“I think that variety showed the togetherness of all these people - just because they’re different doesn’t separate them, and I hope that idea carries on,” he said.

Pictures of each group were taken, transferred on to a dot screen and then drilled through a thick sheet of aluminum, giving an effect similar to a pop art picture.

The Argus: Sculptor Bruce WilliamsSculptor Bruce Williams

Bruce said: “For some reason, I was thinking about newspaper images and the way they are made with tiny little dots of ink, so it came from the idea of drawing something solid but also looking at the technicality of how a photograph is made.

“The thing I do quite like is that these kisses ‘appear’ and ‘disappear’.

"A kiss is something that doesn’t go on for a very long time; it is something quite fleeting, so it is quite nice to come up to the sculpture and it looks blank and, as you get in line with it, they appear.”

Bruce explained that he found it difficult to get the two three-year-old sisters to kiss for the sculpture’s image and that he had to promise them chocolate to get them to do so.

He said: “Five years later, they came up to me and told me that I still hadn’t given them their chocolates, and I still haven’t.”

The Argus: The kisses on the Wall seem to 'appear' and 'disappear' as people walk pastThe kisses on the Wall seem to 'appear' and 'disappear' as people walk past

On the special anniversary, Bruce said that it is amazing to think about how many people have seen the Kiss Wall over the last 30 years.

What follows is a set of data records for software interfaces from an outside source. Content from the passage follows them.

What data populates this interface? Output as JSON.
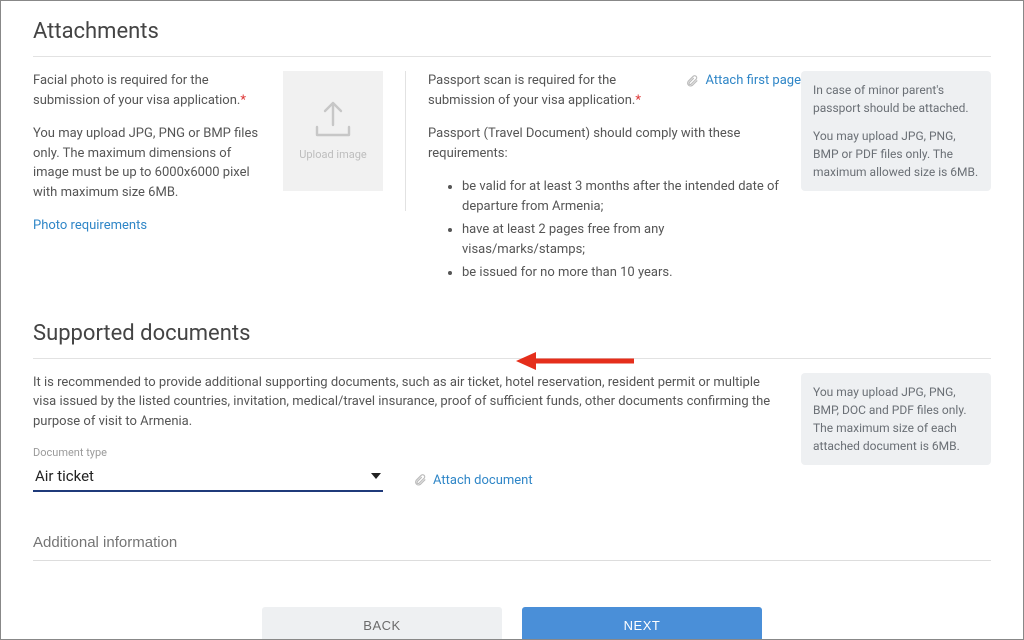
{
  "attachments": {
    "title": "Attachments",
    "photo_text_1": "Facial photo is required for the submission of your visa application.",
    "photo_text_2": "You may upload JPG, PNG or BMP files only. The maximum dimensions of image must be up to 6000x6000 pixel with maximum size 6MB.",
    "photo_requirements_link": "Photo requirements",
    "upload_image_label": "Upload image",
    "passport_text_1": "Passport scan is required for the submission of your visa application.",
    "passport_text_2": "Passport (Travel Document) should comply with these requirements:",
    "passport_reqs": [
      "be valid for at least 3 months after the intended date of departure from Armenia;",
      "have at least 2 pages free from any visas/marks/stamps;",
      "be issued for no more than 10 years."
    ],
    "attach_first_page": "Attach first page",
    "info_box_1": "In case of minor parent's passport should be attached.",
    "info_box_2": "You may upload JPG, PNG, BMP or PDF files only. The maximum allowed size is 6MB."
  },
  "supported": {
    "title": "Supported documents",
    "intro": "It is recommended to provide additional supporting documents, such as air ticket, hotel reservation, resident permit or multiple visa issued by the listed countries, invitation, medical/travel insurance, proof of sufficient funds, other documents confirming the purpose of visit to Armenia.",
    "doctype_label": "Document type",
    "doctype_value": "Air ticket",
    "attach_document": "Attach document",
    "info_box": "You may upload JPG, PNG, BMP, DOC and PDF files only. The maximum size of each attached document is 6MB.",
    "additional_placeholder": "Additional information"
  },
  "buttons": {
    "back": "BACK",
    "next": "NEXT"
  },
  "asterisk": "*"
}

He said: “What I do like is that I have made a sculpture that’s made other people have kisses - that’s such a nice thing.

"Quite often I am down there and I see people sharing a kiss.”

Looking ahead, Bruce is in the early stages of getting the Wall refurbished to mark the anniversary.

“I hope people have enjoyed the artwork, and I hope it has made everyone realise the importance of a kiss,” he said.